This could take a while.
Last year, as Inhabitat notes, the Smithsonian scanned and 3-D printed one of the most famous American statues, the Monticello bust of the country’s third president, Thomas Jefferson.
The utility of scanning items in such a way that they can be printed out by anyone with the software scan instructions (and a 3-D scanner) is that many more people can access objects that are otherwise singular. It also provides a set of backups for the museum.
Institutional 3-D printing is an extension of the democratization of information made possible by the rise of the Web and easy digitization.
For those unfamiliar with the process, the first step is to digitally scan an object in the round.
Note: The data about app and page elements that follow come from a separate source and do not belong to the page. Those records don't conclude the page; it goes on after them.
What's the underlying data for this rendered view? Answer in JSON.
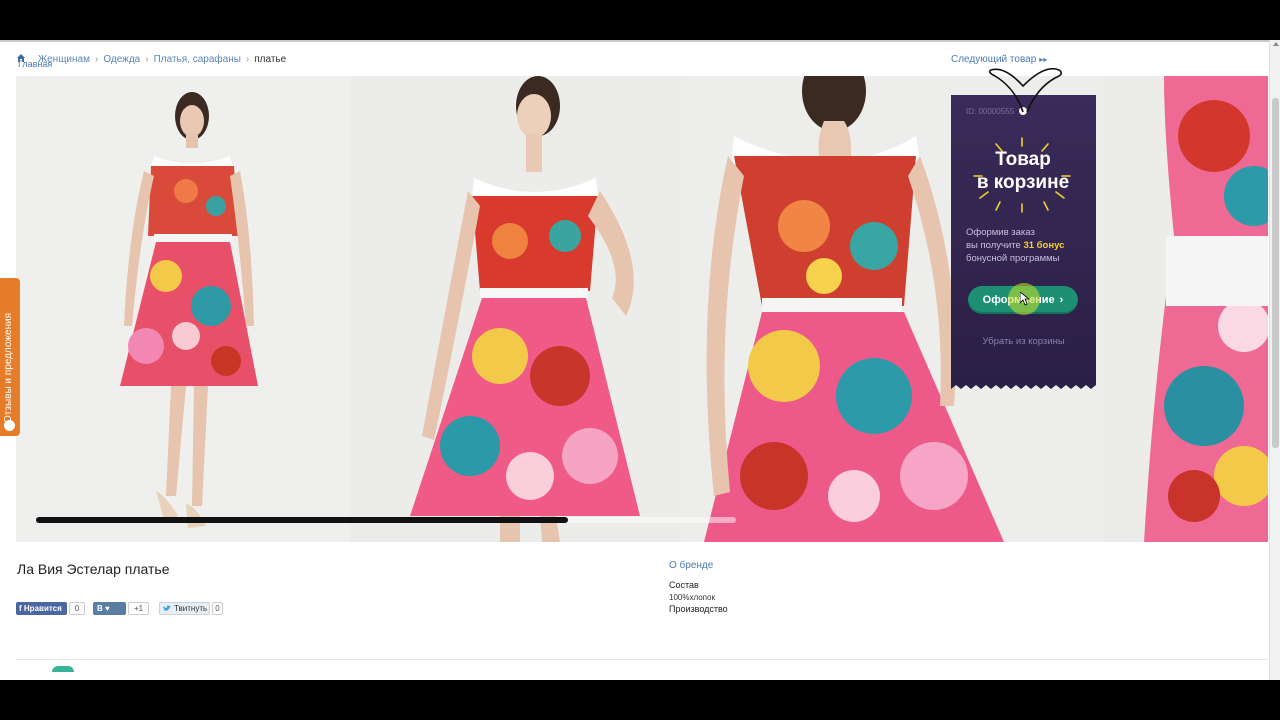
{
  "breadcrumb": {
    "home_label": "Главная",
    "items": [
      "Женщинам",
      "Одежда",
      "Платья, сарафаны"
    ],
    "current": "платье"
  },
  "next_item": {
    "label": "Следующий товар",
    "arrows": "▸▸"
  },
  "gallery": {
    "slider_progress": 0.76
  },
  "cart_popup": {
    "id_label": "ID: 00000555",
    "title_line1": "Товар",
    "title_line2": "в корзине",
    "text_line1": "Оформив заказ",
    "text_line2_prefix": "вы получите",
    "bonus": "31 бонус",
    "text_line3": "бонусной программы",
    "checkout_label": "Оформление",
    "checkout_chevron": "›",
    "remove_label": "Убрать из корзины",
    "bg_color": "#3b2a59",
    "button_color": "#1d8f73",
    "bonus_color": "#f3d130"
  },
  "feedback_tab": {
    "label": "Отзывы и предложения",
    "color": "#e47c2a"
  },
  "product": {
    "title": "Ла Вия Эстелар платье",
    "brand_link": "О бренде",
    "composition_label": "Состав",
    "composition_value": "100%хлопок",
    "production_label": "Производство"
  },
  "social": {
    "fb_label": "Нравится",
    "fb_count": "0",
    "vk_label": "В",
    "vk_count": "+1",
    "tw_label": "Твитнуть",
    "tw_count": "0"
  }
}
The digitization provides a blueprint for the 3-D printer, which builds up an object using a plastic tank that precisely extrudes plastic from a set of nozzles from the bottom up. The finished object is cured and surfaced with dye or paint and textured.
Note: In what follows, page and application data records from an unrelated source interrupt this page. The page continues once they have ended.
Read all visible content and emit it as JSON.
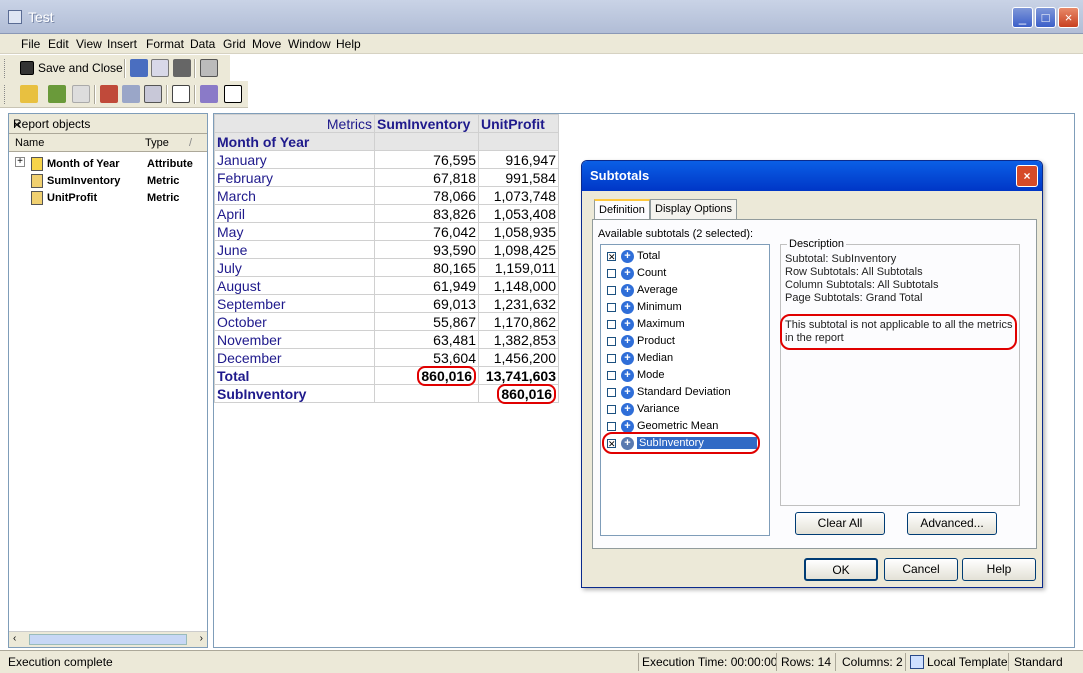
{
  "window": {
    "title": "Test"
  },
  "menu": [
    "File",
    "Edit",
    "View",
    "Insert",
    "Format",
    "Data",
    "Grid",
    "Move",
    "Window",
    "Help"
  ],
  "toolbar": {
    "save_close": "Save and Close"
  },
  "report_objects": {
    "title": "Report objects",
    "col_name": "Name",
    "col_type": "Type",
    "items": [
      {
        "name": "Month of Year",
        "type": "Attribute"
      },
      {
        "name": "SumInventory",
        "type": "Metric"
      },
      {
        "name": "UnitProfit",
        "type": "Metric"
      }
    ]
  },
  "grid": {
    "metrics_label": "Metrics",
    "col1": "SumInventory",
    "col2": "UnitProfit",
    "row_header": "Month of Year",
    "rows": [
      {
        "month": "January",
        "sum": "76,595",
        "profit": "916,947"
      },
      {
        "month": "February",
        "sum": "67,818",
        "profit": "991,584"
      },
      {
        "month": "March",
        "sum": "78,066",
        "profit": "1,073,748"
      },
      {
        "month": "April",
        "sum": "83,826",
        "profit": "1,053,408"
      },
      {
        "month": "May",
        "sum": "76,042",
        "profit": "1,058,935"
      },
      {
        "month": "June",
        "sum": "93,590",
        "profit": "1,098,425"
      },
      {
        "month": "July",
        "sum": "80,165",
        "profit": "1,159,011"
      },
      {
        "month": "August",
        "sum": "61,949",
        "profit": "1,148,000"
      },
      {
        "month": "September",
        "sum": "69,013",
        "profit": "1,231,632"
      },
      {
        "month": "October",
        "sum": "55,867",
        "profit": "1,170,862"
      },
      {
        "month": "November",
        "sum": "63,481",
        "profit": "1,382,853"
      },
      {
        "month": "December",
        "sum": "53,604",
        "profit": "1,456,200"
      }
    ],
    "total_label": "Total",
    "total_sum": "860,016",
    "total_profit": "13,741,603",
    "sub_label": "SubInventory",
    "sub_profit": "860,016"
  },
  "dialog": {
    "title": "Subtotals",
    "tab_definition": "Definition",
    "tab_display": "Display Options",
    "available_label": "Available subtotals (2 selected):",
    "subtotals": [
      {
        "label": "Total",
        "checked": true
      },
      {
        "label": "Count",
        "checked": false
      },
      {
        "label": "Average",
        "checked": false
      },
      {
        "label": "Minimum",
        "checked": false
      },
      {
        "label": "Maximum",
        "checked": false
      },
      {
        "label": "Product",
        "checked": false
      },
      {
        "label": "Median",
        "checked": false
      },
      {
        "label": "Mode",
        "checked": false
      },
      {
        "label": "Standard Deviation",
        "checked": false
      },
      {
        "label": "Variance",
        "checked": false
      },
      {
        "label": "Geometric Mean",
        "checked": false
      },
      {
        "label": "SubInventory",
        "checked": true
      }
    ],
    "description_legend": "Description",
    "desc_lines": [
      "Subtotal: SubInventory",
      "Row Subtotals: All Subtotals",
      "Column Subtotals: All Subtotals",
      "Page Subtotals: Grand Total"
    ],
    "warning_line1": "This subtotal is not applicable to all the metrics",
    "warning_line2": "in the report",
    "clear_all": "Clear All",
    "advanced": "Advanced...",
    "ok": "OK",
    "cancel": "Cancel",
    "help": "Help"
  },
  "status": {
    "left": "Execution complete",
    "exec_time": "Execution Time: 00:00:00",
    "rows": "Rows: 14",
    "columns": "Columns: 2",
    "template": "Local Template",
    "mode": "Standard"
  }
}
The Smithsonian’s scan specialists, Vince Rossi and Adam Metallo, are currently leading a team working on the gunboat Philadelphia, built in 1776 and sunk the same year by the British.
This project will also allow people around the nation, and world, to do research they would normally not be able to, virtually walking around, into and through, a once-living object that carries in it the beginning of the United States Navy.
Other scanning targets include fossils and artifacts.
It may be some time before you can print your own personal copies of historical artifacts, though. “Unfortunately, we have no plans to make 3D scans of our collection freely available for the public to print,” a Smithsonian rep told BoingBoing in 2012.
“Our 3-D team mentioned that we COULD go there theoretically, but as of right now it is not part of our plan.”